The best way to assess the 'nouniness' of a word is to see how it is used in the wild.
In other words, you should look in usage corpuses, Google Books etc. and form your own judgment (possibly with the help of some supplementary statistical analysis).
As Fumblefingers correctly notes in his comment:
Verbification, nounification, etc., are standard features of English, but dictionaries only tend to list the most common usages.
He also notes in a comment here,
"...I think you should ditch the notion that a word itself can properly be classed as a "noun". What matters is whether it functions as a noun in any given context."
Or as Edwin Ashworth stated in a comment on the same question,
"POS [part-of-speech] determination hinges on how a word functions in that usage / the syntactic environment; formal considerations; considerations from other languages; and yes – even semantic considerations. Linguists haven't agreed on the correct balance of these factors, nor even on undisputed tests for how a word is functioning in a usage."

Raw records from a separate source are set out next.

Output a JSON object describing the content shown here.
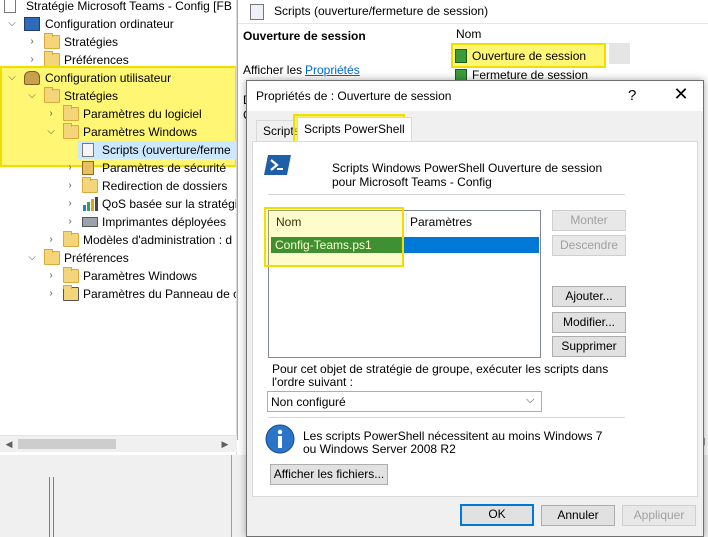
{
  "tree": {
    "root": "Stratégie Microsoft Teams - Config [FB",
    "items": [
      {
        "label": "Configuration ordinateur"
      },
      {
        "label": "Stratégies"
      },
      {
        "label": "Préférences"
      },
      {
        "label": "Configuration utilisateur"
      },
      {
        "label": "Stratégies"
      },
      {
        "label": "Paramètres du logiciel"
      },
      {
        "label": "Paramètres Windows"
      },
      {
        "label": "Scripts (ouverture/ferme"
      },
      {
        "label": "Paramètres de sécurité"
      },
      {
        "label": "Redirection de dossiers"
      },
      {
        "label": "QoS basée sur la stratégi"
      },
      {
        "label": "Imprimantes déployées"
      },
      {
        "label": "Modèles d'administration : d"
      },
      {
        "label": "Préférences"
      },
      {
        "label": "Paramètres Windows"
      },
      {
        "label": "Paramètres du Panneau de c"
      }
    ]
  },
  "scripts_window": {
    "title": "Scripts (ouverture/fermeture de session)",
    "heading": "Ouverture de session",
    "show_label": "Afficher les",
    "properties_link": "Propriétés",
    "column_name": "Nom",
    "list_items": [
      "Ouverture de session",
      "Fermeture de session"
    ],
    "desc_fragments": [
      "D",
      "C"
    ]
  },
  "dialog": {
    "title": "Propriétés de : Ouverture de session",
    "help": "?",
    "close": "✕",
    "tabs": [
      "Scripts",
      "Scripts PowerShell"
    ],
    "description": "Scripts Windows PowerShell Ouverture de session pour Microsoft Teams - Config",
    "list_columns": [
      "Nom",
      "Paramètres"
    ],
    "list_rows": [
      {
        "name": "Config-Teams.ps1",
        "params": ""
      }
    ],
    "buttons": {
      "up": "Monter",
      "down": "Descendre",
      "add": "Ajouter...",
      "edit": "Modifier...",
      "delete": "Supprimer",
      "show_files": "Afficher les fichiers...",
      "ok": "OK",
      "cancel": "Annuler",
      "apply": "Appliquer"
    },
    "order_label": "Pour cet objet de stratégie de groupe, exécuter les scripts dans l'ordre suivant :",
    "order_value": "Non configuré",
    "info_text": "Les scripts PowerShell nécessitent au moins Windows 7 ou Windows Server 2008 R2"
  },
  "colors": {
    "highlight": "#ffef00",
    "selection": "#0078d7",
    "selection_green": "#10793f"
  }
}
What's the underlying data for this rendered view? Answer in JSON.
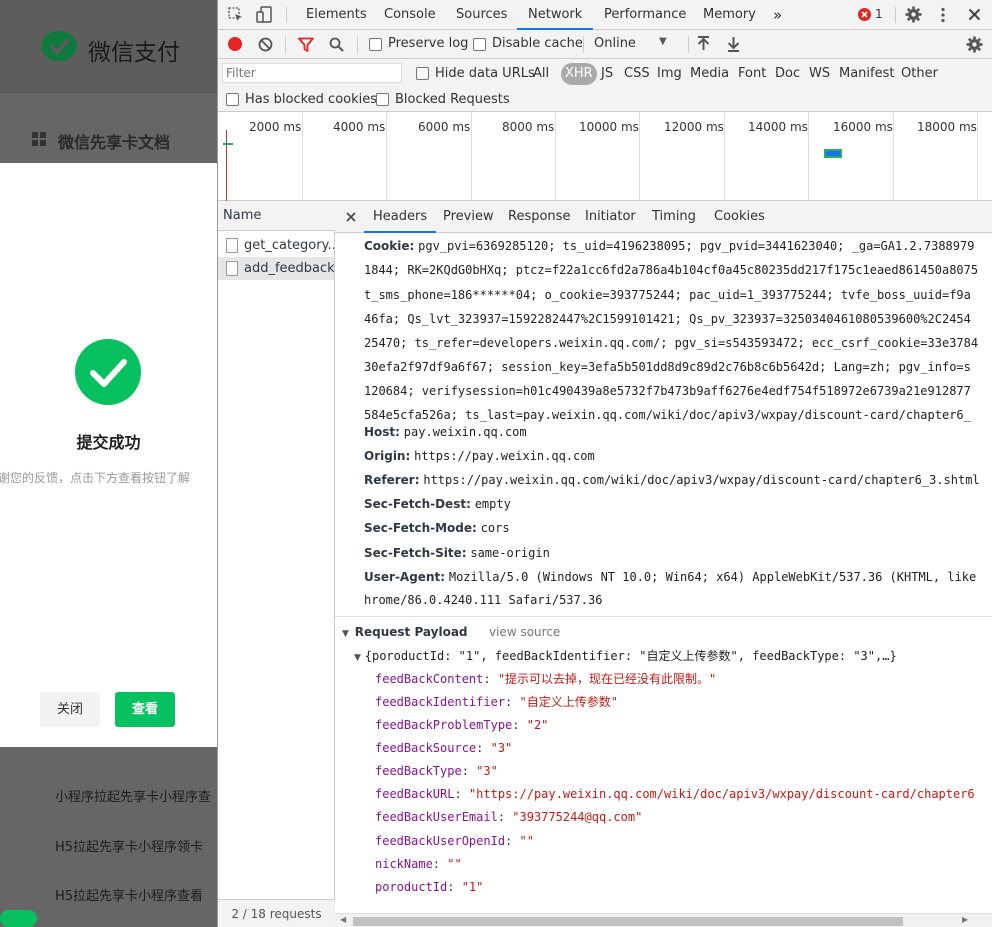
{
  "page": {
    "brand": "微信支付",
    "doc_title": "微信先享卡文档",
    "links": [
      "小程序拉起先享卡小程序查",
      "H5拉起先享卡小程序领卡",
      "H5拉起先享卡小程序查看"
    ],
    "modal": {
      "title": "提交成功",
      "desc": "谢您的反馈，点击下方查看按钮了解",
      "close_label": "关闭",
      "view_label": "查看"
    }
  },
  "devtools": {
    "tabs": [
      "Elements",
      "Console",
      "Sources",
      "Network",
      "Performance",
      "Memory",
      "»"
    ],
    "active_tab": "Network",
    "error_count": "1",
    "toolbar": {
      "preserve_log": "Preserve log",
      "disable_cache": "Disable cache",
      "throttle": "Online"
    },
    "filter": {
      "placeholder": "Filter",
      "hide_data_urls": "Hide data URLs",
      "types": [
        "All",
        "XHR",
        "JS",
        "CSS",
        "Img",
        "Media",
        "Font",
        "Doc",
        "WS",
        "Manifest",
        "Other"
      ],
      "active_type": "XHR",
      "has_blocked_cookies": "Has blocked cookies",
      "blocked_requests": "Blocked Requests"
    },
    "timeline_ticks": [
      "2000 ms",
      "4000 ms",
      "6000 ms",
      "8000 ms",
      "10000 ms",
      "12000 ms",
      "14000 ms",
      "16000 ms",
      "18000 ms"
    ],
    "name_header": "Name",
    "requests": [
      "get_category...",
      "add_feedback"
    ],
    "requests_footer": "2 / 18 requests",
    "detail_tabs": [
      "Headers",
      "Preview",
      "Response",
      "Initiator",
      "Timing",
      "Cookies"
    ],
    "active_detail_tab": "Headers",
    "cookie_label": "Cookie:",
    "cookie_lines": [
      "pgv_pvi=6369285120; ts_uid=4196238095; pgv_pvid=3441623040; _ga=GA1.2.7388979",
      "1844; RK=2KQdG0bHXq; ptcz=f22a1cc6fd2a786a4b104cf0a45c80235dd217f175c1eaed861450a8075",
      "t_sms_phone=186******04; o_cookie=393775244; pac_uid=1_393775244; tvfe_boss_uuid=f9a",
      "46fa; Qs_lvt_323937=1592282447%2C1599101421; Qs_pv_323937=3250340461080539600%2C2454",
      "25470; ts_refer=developers.weixin.qq.com/; pgv_si=s543593472; ecc_csrf_cookie=33e3784",
      "30efa2f97df9a6f67; session_key=3efa5b501dd8d9c89d2c76b8c6b5642d; Lang=zh; pgv_info=s",
      "120684; verifysession=h01c490439a8e5732f7b473b9aff6276e4edf754f518972e6739a21e912877",
      "584e5cfa526a; ts_last=pay.weixin.qq.com/wiki/doc/apiv3/wxpay/discount-card/chapter6_"
    ],
    "headers": [
      {
        "name": "Host:",
        "value": "pay.weixin.qq.com"
      },
      {
        "name": "Origin:",
        "value": "https://pay.weixin.qq.com"
      },
      {
        "name": "Referer:",
        "value": "https://pay.weixin.qq.com/wiki/doc/apiv3/wxpay/discount-card/chapter6_3.shtml"
      },
      {
        "name": "Sec-Fetch-Dest:",
        "value": "empty"
      },
      {
        "name": "Sec-Fetch-Mode:",
        "value": "cors"
      },
      {
        "name": "Sec-Fetch-Site:",
        "value": "same-origin"
      },
      {
        "name": "User-Agent:",
        "value": "Mozilla/5.0 (Windows NT 10.0; Win64; x64) AppleWebKit/537.36 (KHTML, like"
      }
    ],
    "ua_continuation": "hrome/86.0.4240.111 Safari/537.36",
    "payload_title": "Request Payload",
    "view_source": "view source",
    "payload_summary": "{poroductId: \"1\", feedBackIdentifier: \"自定义上传参数\", feedBackType: \"3\",…}",
    "payload": [
      {
        "key": "feedBackContent",
        "value": "\"提示可以去掉，现在已经没有此限制。\""
      },
      {
        "key": "feedBackIdentifier",
        "value": "\"自定义上传参数\""
      },
      {
        "key": "feedBackProblemType",
        "value": "\"2\""
      },
      {
        "key": "feedBackSource",
        "value": "\"3\""
      },
      {
        "key": "feedBackType",
        "value": "\"3\""
      },
      {
        "key": "feedBackURL",
        "value": "\"https://pay.weixin.qq.com/wiki/doc/apiv3/wxpay/discount-card/chapter6"
      },
      {
        "key": "feedBackUserEmail",
        "value": "\"393775244@qq.com\""
      },
      {
        "key": "feedBackUserOpenId",
        "value": "\"\""
      },
      {
        "key": "nickName",
        "value": "\"\""
      },
      {
        "key": "poroductId",
        "value": "\"1\""
      }
    ]
  },
  "colors": {
    "accent": "#1a73e8",
    "wechat_green": "#07c160",
    "record_red": "#e52424",
    "key_purple": "#881391",
    "string_red": "#c41a16"
  }
}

So you can't expect even comprehensive dictionaries like the OED to cover the full range of possible usages of a word.
I would add to the comments by Fumblefingers and Edwin Ashworth that the elements of any living language are a constantly-moving target, so a statement about usage that was largely accurate 80 years ago may not be so today, and one that is largely accurate today may not be so 80 years from now.

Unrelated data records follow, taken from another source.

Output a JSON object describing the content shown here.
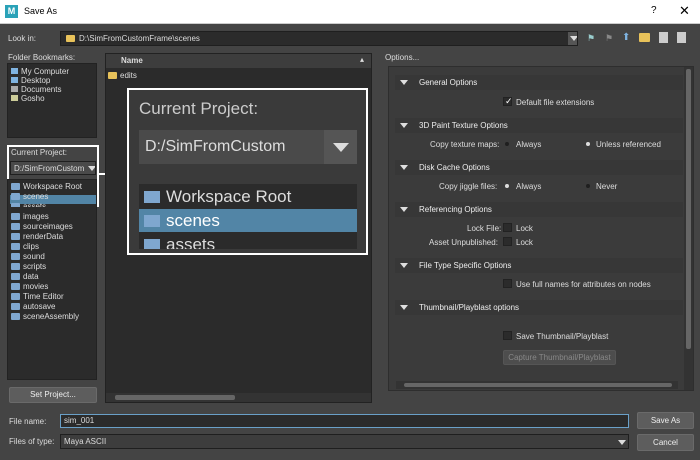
{
  "window": {
    "title": "Save As",
    "help": "?",
    "close": "✕",
    "app_icon_letter": "M"
  },
  "look_in": {
    "label": "Look in:",
    "path": "D:\\SimFromCustomFrame\\scenes"
  },
  "bookmarks": {
    "label": "Folder Bookmarks:",
    "items": [
      "My Computer",
      "Desktop",
      "Documents",
      "Gosho"
    ]
  },
  "current_project": {
    "label": "Current Project:",
    "value": "D:/SimFromCustom",
    "items": [
      "Workspace Root",
      "scenes",
      "assets",
      "images",
      "sourceimages",
      "renderData",
      "clips",
      "sound",
      "scripts",
      "data",
      "movies",
      "Time Editor",
      "autosave",
      "sceneAssembly"
    ],
    "selected": "scenes"
  },
  "set_project_label": "Set Project...",
  "file_list": {
    "header": "Name",
    "items": [
      "edits"
    ]
  },
  "zoom": {
    "label": "Current Project:",
    "value": "D:/SimFromCustom",
    "items": [
      "Workspace Root",
      "scenes",
      "assets"
    ]
  },
  "options": {
    "label": "Options...",
    "general": {
      "title": "General Options",
      "default_ext": "Default file extensions"
    },
    "paint": {
      "title": "3D Paint Texture Options",
      "label": "Copy texture maps:",
      "opt1": "Always",
      "opt2": "Unless referenced"
    },
    "cache": {
      "title": "Disk Cache Options",
      "label": "Copy jiggle files:",
      "opt1": "Always",
      "opt2": "Never"
    },
    "referencing": {
      "title": "Referencing Options",
      "lock_file": "Lock File:",
      "lock1": "Lock",
      "asset_unpub": "Asset Unpublished:",
      "lock2": "Lock"
    },
    "filetype": {
      "title": "File Type Specific Options",
      "full_names": "Use full names for attributes on nodes"
    },
    "thumbnail": {
      "title": "Thumbnail/Playblast options",
      "save": "Save Thumbnail/Playblast",
      "capture": "Capture Thumbnail/Playblast"
    }
  },
  "file_name": {
    "label": "File name:",
    "value": "sim_001",
    "save_label": "Save As"
  },
  "file_type": {
    "label": "Files of type:",
    "value": "Maya ASCII",
    "cancel_label": "Cancel"
  }
}
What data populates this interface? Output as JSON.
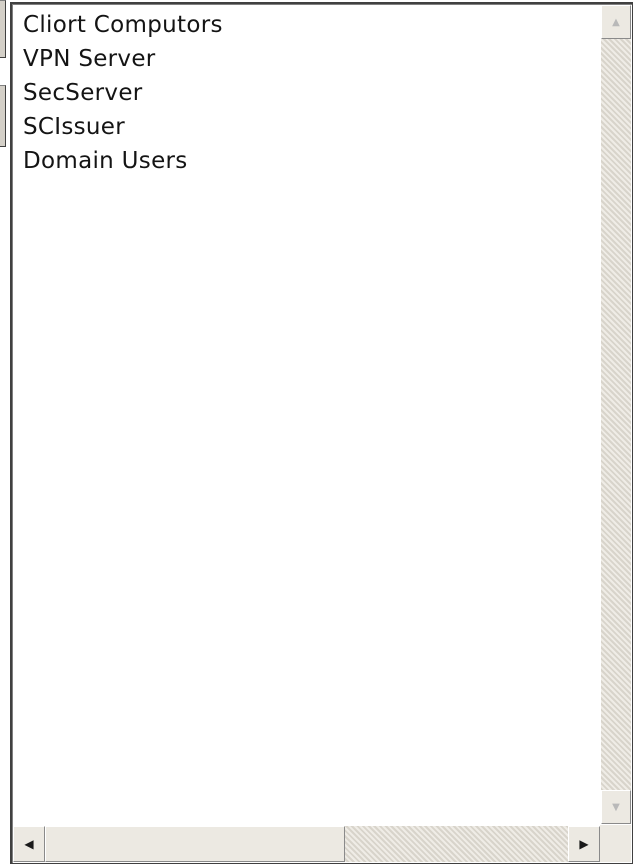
{
  "listbox": {
    "items": [
      {
        "label": "Cliort Computors"
      },
      {
        "label": "VPN Server"
      },
      {
        "label": "SecServer"
      },
      {
        "label": "SCIssuer"
      },
      {
        "label": "Domain Users"
      }
    ]
  },
  "scrollbars": {
    "up_glyph": "▲",
    "down_glyph": "▼",
    "left_glyph": "◀",
    "right_glyph": "▶"
  }
}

For all the reasons cited above, a dictionary can never be fully categorical regarding the usage of any given word or expression (except, perhaps, with respect to terms that have fallen entirely out of use in contemporary speech and writing, and for which the usages have therefore become frozen).